*** Block opens ***

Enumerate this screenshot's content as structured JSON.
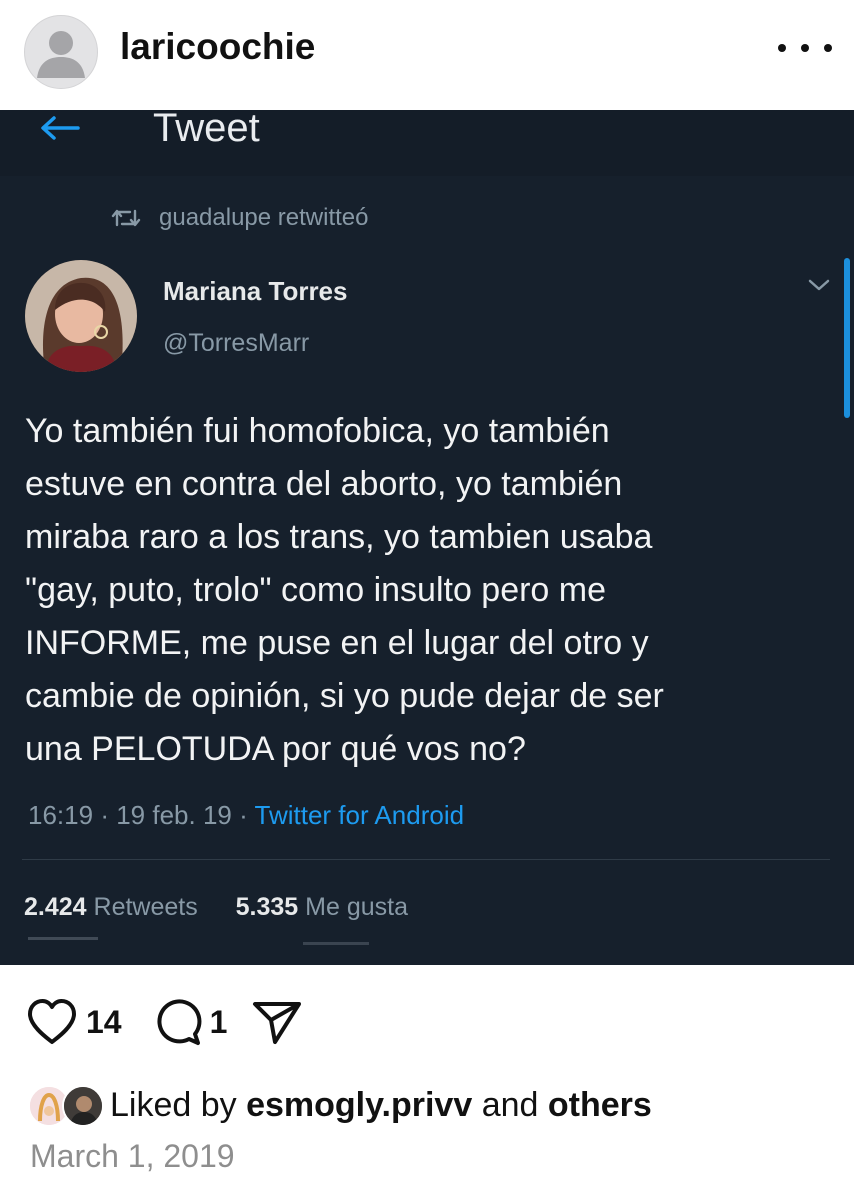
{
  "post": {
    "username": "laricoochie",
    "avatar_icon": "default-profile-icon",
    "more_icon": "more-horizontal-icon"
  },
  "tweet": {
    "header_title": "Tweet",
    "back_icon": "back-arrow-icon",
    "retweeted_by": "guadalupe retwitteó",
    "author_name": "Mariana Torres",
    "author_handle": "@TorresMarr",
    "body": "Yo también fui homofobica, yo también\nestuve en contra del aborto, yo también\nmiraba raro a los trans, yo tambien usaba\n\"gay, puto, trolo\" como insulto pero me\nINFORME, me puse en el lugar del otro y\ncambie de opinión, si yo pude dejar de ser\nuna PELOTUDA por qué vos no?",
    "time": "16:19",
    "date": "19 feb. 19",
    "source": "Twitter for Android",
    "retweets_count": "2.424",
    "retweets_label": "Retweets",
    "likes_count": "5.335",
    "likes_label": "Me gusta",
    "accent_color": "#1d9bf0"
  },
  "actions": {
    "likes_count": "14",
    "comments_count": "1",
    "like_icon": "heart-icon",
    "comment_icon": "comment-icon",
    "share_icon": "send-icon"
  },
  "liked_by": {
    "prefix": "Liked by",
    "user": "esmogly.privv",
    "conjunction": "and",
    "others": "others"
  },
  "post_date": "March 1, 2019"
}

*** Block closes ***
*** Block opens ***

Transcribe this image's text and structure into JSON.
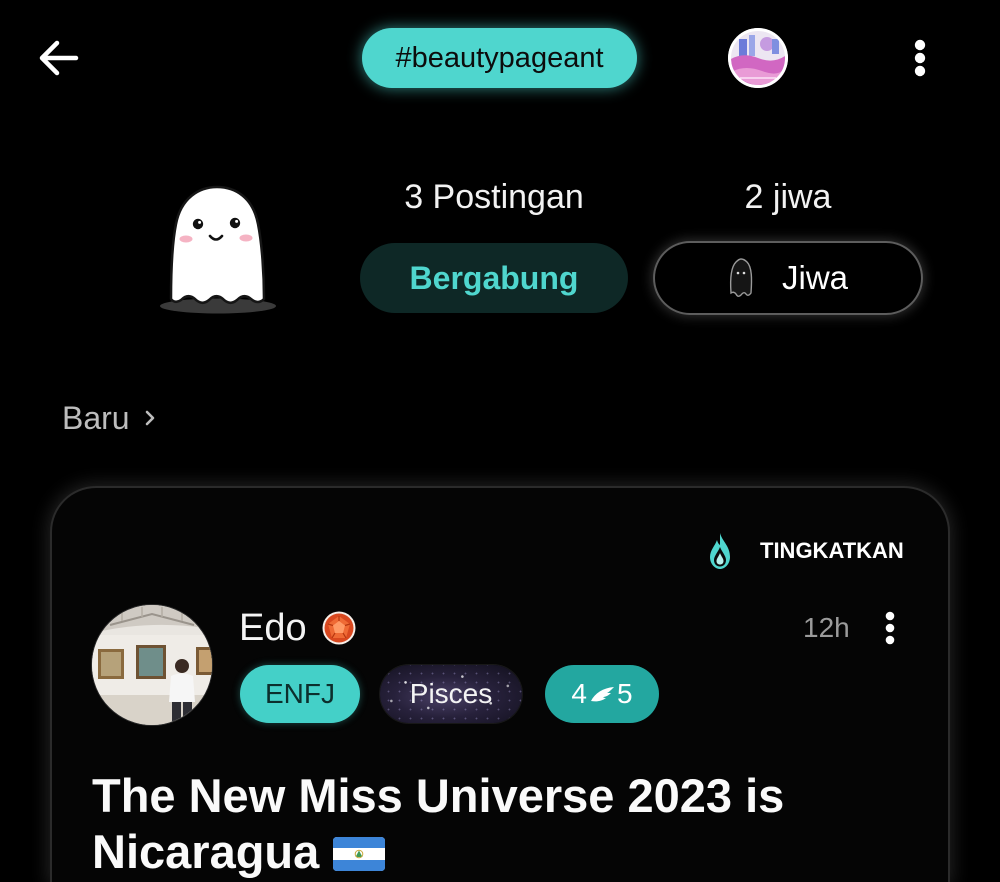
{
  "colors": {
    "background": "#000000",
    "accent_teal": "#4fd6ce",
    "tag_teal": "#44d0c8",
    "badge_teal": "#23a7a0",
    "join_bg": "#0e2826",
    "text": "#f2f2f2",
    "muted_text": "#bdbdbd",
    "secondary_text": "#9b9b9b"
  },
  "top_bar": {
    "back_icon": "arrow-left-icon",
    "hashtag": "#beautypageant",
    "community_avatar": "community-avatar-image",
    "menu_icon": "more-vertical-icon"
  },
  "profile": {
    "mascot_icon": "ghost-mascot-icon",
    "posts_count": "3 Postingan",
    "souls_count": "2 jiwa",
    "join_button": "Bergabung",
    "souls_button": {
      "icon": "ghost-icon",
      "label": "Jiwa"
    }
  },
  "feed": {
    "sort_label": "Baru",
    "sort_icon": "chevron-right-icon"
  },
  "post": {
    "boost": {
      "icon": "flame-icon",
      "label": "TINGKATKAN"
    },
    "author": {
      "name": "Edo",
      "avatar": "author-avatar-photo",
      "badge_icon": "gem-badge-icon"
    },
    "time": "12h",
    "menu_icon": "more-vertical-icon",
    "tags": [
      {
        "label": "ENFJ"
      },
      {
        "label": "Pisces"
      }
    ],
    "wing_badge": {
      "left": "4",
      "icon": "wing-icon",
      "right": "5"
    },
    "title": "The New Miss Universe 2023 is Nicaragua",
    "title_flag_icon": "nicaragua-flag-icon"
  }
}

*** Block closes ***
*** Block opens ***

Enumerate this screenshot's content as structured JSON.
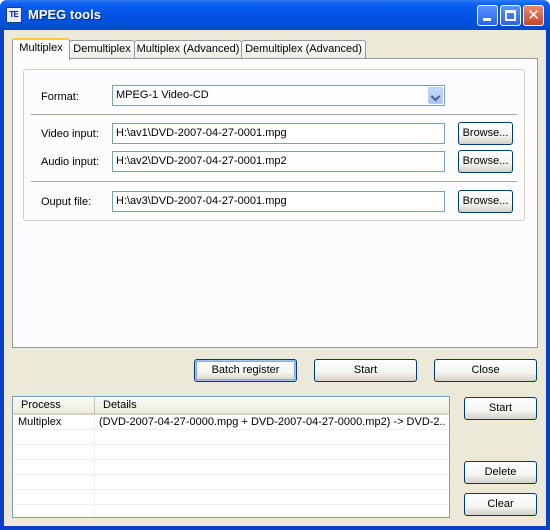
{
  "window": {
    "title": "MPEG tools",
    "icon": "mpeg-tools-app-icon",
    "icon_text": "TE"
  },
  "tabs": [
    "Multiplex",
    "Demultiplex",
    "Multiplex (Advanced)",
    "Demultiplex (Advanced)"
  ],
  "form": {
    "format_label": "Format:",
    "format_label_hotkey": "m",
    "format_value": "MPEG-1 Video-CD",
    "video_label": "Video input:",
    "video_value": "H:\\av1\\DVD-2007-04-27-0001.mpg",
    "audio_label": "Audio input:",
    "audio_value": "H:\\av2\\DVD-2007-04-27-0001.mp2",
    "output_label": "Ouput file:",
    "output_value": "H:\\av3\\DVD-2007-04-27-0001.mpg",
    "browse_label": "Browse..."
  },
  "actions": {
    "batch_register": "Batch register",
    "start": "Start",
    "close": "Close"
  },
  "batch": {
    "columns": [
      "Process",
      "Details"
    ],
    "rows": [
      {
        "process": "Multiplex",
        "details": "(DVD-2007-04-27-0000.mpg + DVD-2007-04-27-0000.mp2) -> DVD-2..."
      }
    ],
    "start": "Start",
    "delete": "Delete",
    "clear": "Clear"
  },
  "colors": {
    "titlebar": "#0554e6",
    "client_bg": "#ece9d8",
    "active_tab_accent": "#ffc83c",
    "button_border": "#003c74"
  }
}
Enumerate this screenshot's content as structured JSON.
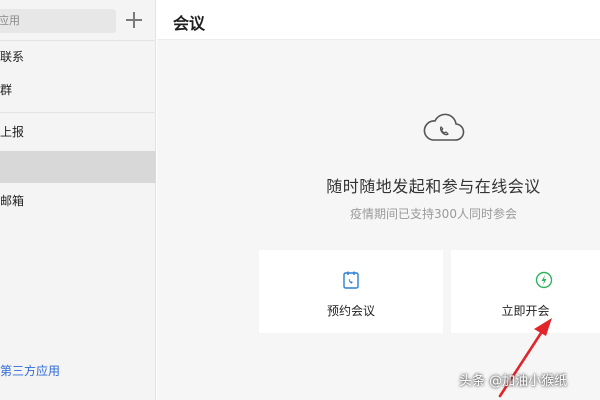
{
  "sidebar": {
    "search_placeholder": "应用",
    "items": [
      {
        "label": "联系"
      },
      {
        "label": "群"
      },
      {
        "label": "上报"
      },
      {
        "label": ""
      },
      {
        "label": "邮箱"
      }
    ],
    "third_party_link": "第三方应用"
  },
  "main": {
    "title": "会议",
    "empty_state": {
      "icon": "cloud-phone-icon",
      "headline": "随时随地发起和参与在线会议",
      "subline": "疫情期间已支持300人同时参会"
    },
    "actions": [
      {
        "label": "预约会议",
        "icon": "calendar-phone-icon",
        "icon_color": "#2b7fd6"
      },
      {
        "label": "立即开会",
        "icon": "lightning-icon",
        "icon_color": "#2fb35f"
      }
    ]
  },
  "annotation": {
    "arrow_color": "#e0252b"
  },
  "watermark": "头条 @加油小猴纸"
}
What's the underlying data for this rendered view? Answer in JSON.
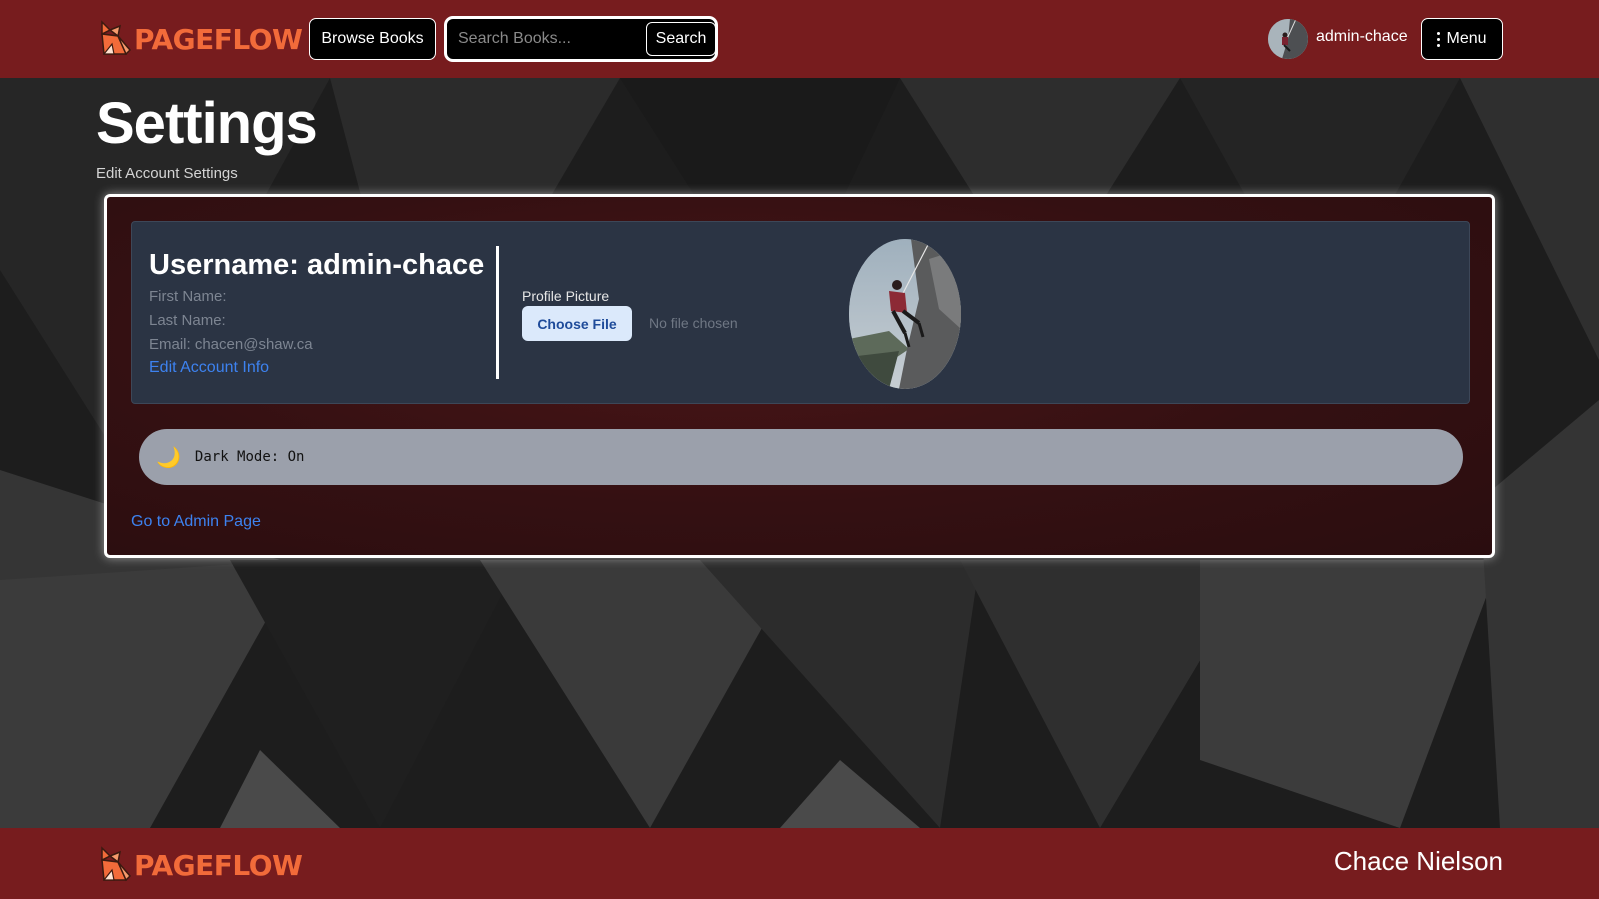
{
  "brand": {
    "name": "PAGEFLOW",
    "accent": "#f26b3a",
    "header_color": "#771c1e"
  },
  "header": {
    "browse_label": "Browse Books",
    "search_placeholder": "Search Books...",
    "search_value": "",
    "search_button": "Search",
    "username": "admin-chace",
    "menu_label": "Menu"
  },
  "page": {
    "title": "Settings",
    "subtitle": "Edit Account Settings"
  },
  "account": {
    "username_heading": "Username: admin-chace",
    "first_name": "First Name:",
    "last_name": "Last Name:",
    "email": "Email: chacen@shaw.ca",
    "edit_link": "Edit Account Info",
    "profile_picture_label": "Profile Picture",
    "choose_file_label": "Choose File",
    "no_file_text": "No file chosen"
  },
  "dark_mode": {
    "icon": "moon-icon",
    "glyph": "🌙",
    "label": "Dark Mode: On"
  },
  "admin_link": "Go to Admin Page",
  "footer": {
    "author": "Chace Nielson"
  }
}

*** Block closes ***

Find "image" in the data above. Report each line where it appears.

# EXERCISE SOLUTION:
Transcribe this image's text and structure into JSON.
    "community_avatar": "community-avatar-image",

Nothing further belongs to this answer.